Artist Name: Bonnie
Current Residence: Berlin
Label / Crew / Projects: ORDEN / Hölle
Can you tell us about the ideas and inspirations behind this mix?
Making music is my dramatic output in life. I think music always has this nostalgic aspect, so I usually pick one or two older tracks, something that evokes a kind of nostalgia, whether these tracks are well known or not. Mainly, I choose music that I feel drawn to at the moment. I like it when artists use elements from different genres and arrange them differently. That’s something you’ll find in this mix. When I make a mix at home, I don’t have an audience or their response, so I have to come up with a narrative that creates a certain kind of mood – without drawing from the environment in which the set is played.
As far as you remember, what was your first song or band that you fell in love with when you were a kid or a teenager?
I’ve always been drawn to music that is weird and underrated. The first music I was selectively listening to when I was a teenager, was Peaches and Marilyn Manson because it was different and rebellious and badass, so I liked it.
Do you remember your first encounter with electronic music and can you elaborate on that?
Growing up in the 90s in Europe, I heard a lot of Eurodance as a kid. I loved it – I still love it. Electronic music was always present in the 90s. Around the year 2006 I started to get into it. My friend started to take me to illegal raves in abandoned brothels on the outskirts of Zurich. Back then it was mainly minimal techno that was being played, which to me always lacked something - there were no distorted or disturbing elements. So, I started looking for electronic music that excited me. Of course I came across Detroit techno and the early rave stuff. Acid and harsh sounds were what I liked the most.
Tell us about one of your best, worst, funniest or strangest DJ experiences.
One of my best DJ experiences was at an illegal rave in southern France. There were about 200 people in some valley in the middle of nowhere. We didn’t really know how it would go down. The party was supposed to start Saturday night, with a break on Sunday morning. But the break never happened. All the people on the program ended up playing several sets. The second set I played was on Sunday in the early morning. The sun was coming up and I couldn’t see anything because of the glare on the CDJs. Also, there was so much sand and I had to keep wiping the sand off the equipment. This is not comparable to everything you can experience in a club. People should put on these kind of raves more often. All you need is a good sound system, a minimum of infrastructure, and a lot of water – and a spot that is remote enough that no one can reach you. You can send me an invite if you’re doing this kind of thing – I would gladly check it out.

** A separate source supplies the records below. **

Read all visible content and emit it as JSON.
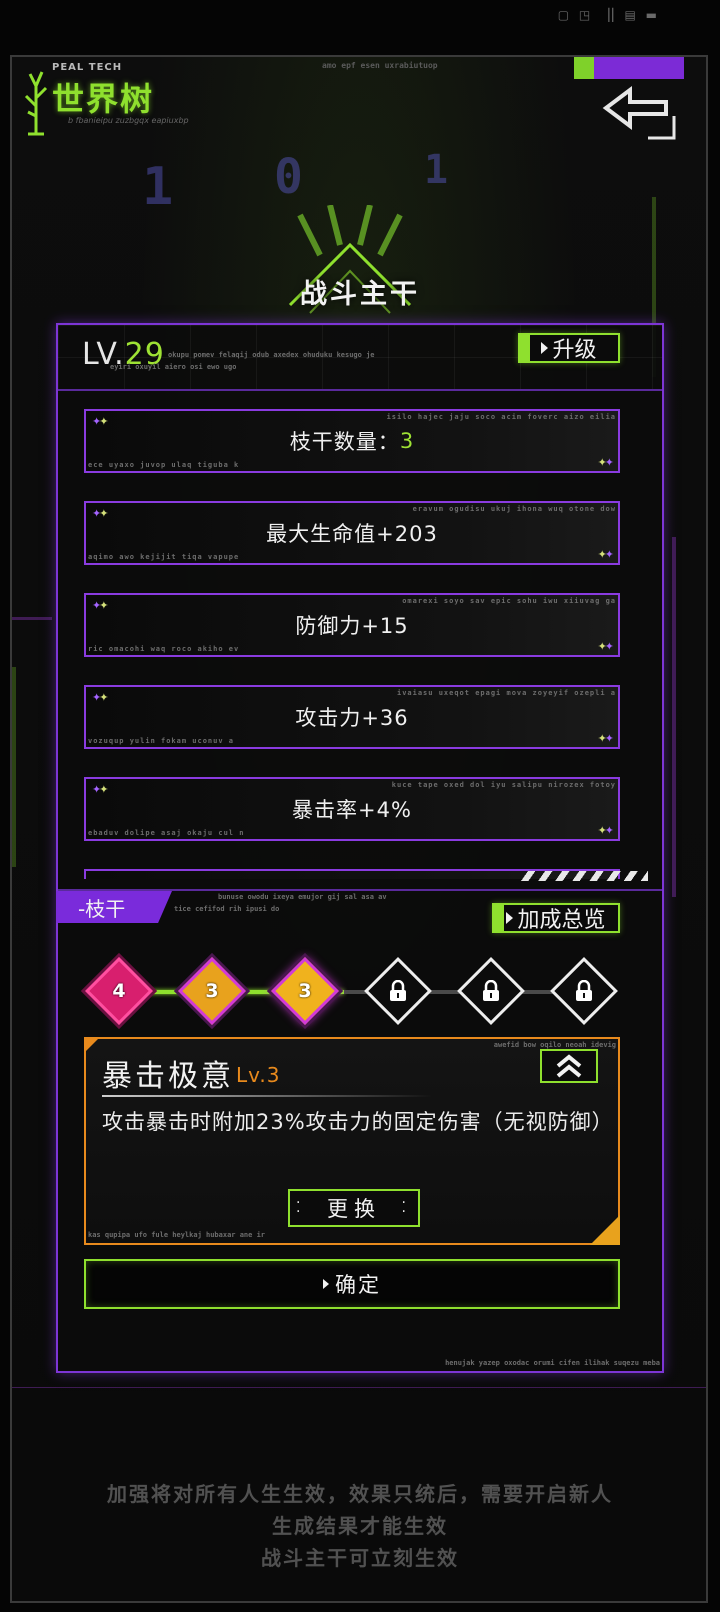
{
  "header": {
    "logo_small": "PEAL TECH",
    "logo_title": "世界树",
    "logo_sub": "b fbanieipu zuzbgqx eapiuxbp",
    "back_icon": "back-arrow-icon",
    "status_bar": "▢ ◳ ▕▏▤ ▬",
    "strip_text": "amo epf esen uxrabiutuop"
  },
  "page_title": "战斗主干",
  "level": {
    "prefix": "LV.",
    "value": "29",
    "caption1": "okupu pomev felaqij odub axedex ohuduku kesugo je",
    "caption2": "eyiri oxuyil aiero osi ewo ugo",
    "upgrade_label": "升级"
  },
  "stats": [
    {
      "label": "枝干数量：",
      "value": "3",
      "caption_tr": "isilo hajec jaju soco acim foverc aizo eilia",
      "caption_bl": "ece uyaxo juvop ulaq tiguba k"
    },
    {
      "label": "最大生命值+203",
      "value": "",
      "caption_tr": "eravum ogudisu ukuj ihona wuq otone dow",
      "caption_bl": "aqimo awo kejijit tiqa vapupe"
    },
    {
      "label": "防御力+15",
      "value": "",
      "caption_tr": "omarexi soyo sav epic sohu iwu xiiuvag ga",
      "caption_bl": "ric omacohi waq roco akiho ev"
    },
    {
      "label": "攻击力+36",
      "value": "",
      "caption_tr": "ivaiasu uxeqot epagi mova zoyeyif ozepli a",
      "caption_bl": "vozuqup yulin fokam uconuv a"
    },
    {
      "label": "暴击率+4%",
      "value": "",
      "caption_tr": "kuce tape oxed dol iyu salipu nirozex fotoy",
      "caption_bl": "ebaduv dolipe asaj okaju cul n"
    }
  ],
  "branch": {
    "tab_label": "-枝干",
    "caption1": "bunuse owodu ixeya emujor gij sal asa av",
    "caption2": "tice cefifod rih ipusi do",
    "overview_label": "加成总览",
    "nodes": [
      {
        "label": "4",
        "state": "unlocked",
        "color": "#d81f6e"
      },
      {
        "label": "3",
        "state": "unlocked",
        "color": "#e8a21d"
      },
      {
        "label": "3",
        "state": "selected",
        "color": "#f0b21d"
      },
      {
        "label": "",
        "state": "locked",
        "icon": "lock-icon"
      },
      {
        "label": "",
        "state": "locked",
        "icon": "lock-icon"
      },
      {
        "label": "",
        "state": "locked",
        "icon": "lock-icon"
      }
    ]
  },
  "skill": {
    "name": "暴击极意",
    "level": "Lv.3",
    "caption_tr": "awefid bow oqilo neoah idevig",
    "caption_bl": "kas qupipa ufo fule heylkaj hubaxar ane ir",
    "description": "攻击暴击时附加23%攻击力的固定伤害（无视防御）",
    "swap_label": "更换",
    "upgrade_icon": "double-chevron-up-icon"
  },
  "confirm_label": "确定",
  "panel_caption": "henujak yazep oxodac orumi cifen ilihak suqezu meba",
  "footer": {
    "line1": "加强将对所有人生生效，效果只统后，需要开启新人",
    "line2": "生成结果才能生效",
    "line3": "战斗主干可立刻生效"
  },
  "colors": {
    "accent_purple": "#7d35d6",
    "accent_green": "#8fe02e",
    "accent_orange": "#e88a1d"
  }
}
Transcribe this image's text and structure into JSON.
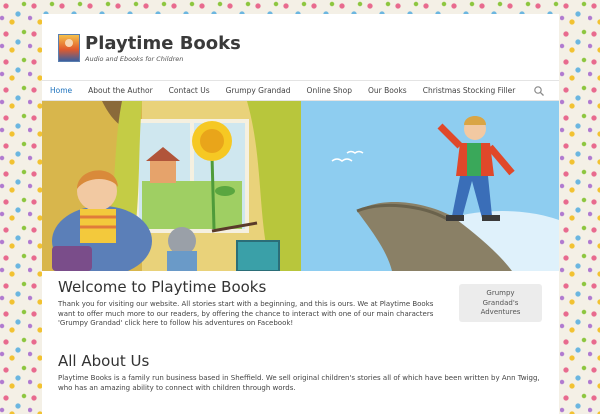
{
  "site": {
    "title": "Playtime Books",
    "tagline": "Audio and Ebooks for Children"
  },
  "nav": {
    "items": [
      {
        "label": "Home",
        "active": true
      },
      {
        "label": "About the Author"
      },
      {
        "label": "Contact Us"
      },
      {
        "label": "Grumpy Grandad"
      },
      {
        "label": "Online Shop"
      },
      {
        "label": "Our Books"
      },
      {
        "label": "Christmas Stocking Filler"
      }
    ],
    "search_icon": "search-icon"
  },
  "banner": {
    "left_scene": "girl-with-cat-by-window",
    "right_scene": "boy-on-cliff-rock"
  },
  "welcome": {
    "title": "Welcome to Playtime Books",
    "text": "Thank you for visiting our website. All stories start with a beginning, and this is ours. We at Playtime Books want to offer much more to our readers, by offering the chance to interact with one of our main characters 'Grumpy Grandad' click here to follow his adventures on Facebook!"
  },
  "cta": {
    "line1": "Grumpy",
    "line2": "Grandad's",
    "line3": "Adventures"
  },
  "about": {
    "title": "All About Us",
    "text": "Playtime Books is a family run business based in Sheffield. We sell original children's stories all of which have been written by Ann Twigg, who has an amazing ability to connect with children through words."
  },
  "colors": {
    "accent": "#1e73be",
    "text": "#444444"
  }
}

Our last featured artist Grace Shella would like to know, Which equipment do you prefer when it comes to DJing?
I ask for a very basic set up, which includes two turntables and two to three CDJs that are not too outdated, or even four. A total of four decks, of course, is enough. The number of turntables always has to be even, but this isn’t a requirement for the digital equipment. When it comes to the mixer, I prefer Pioneer to A&H. And a set of headphones that I don’t want to share, ever.
Get in touch with our next artist Leclerc. What would you like to know?
What’s happening and what are the best venues/parties in the Viennese nightlife scene right now?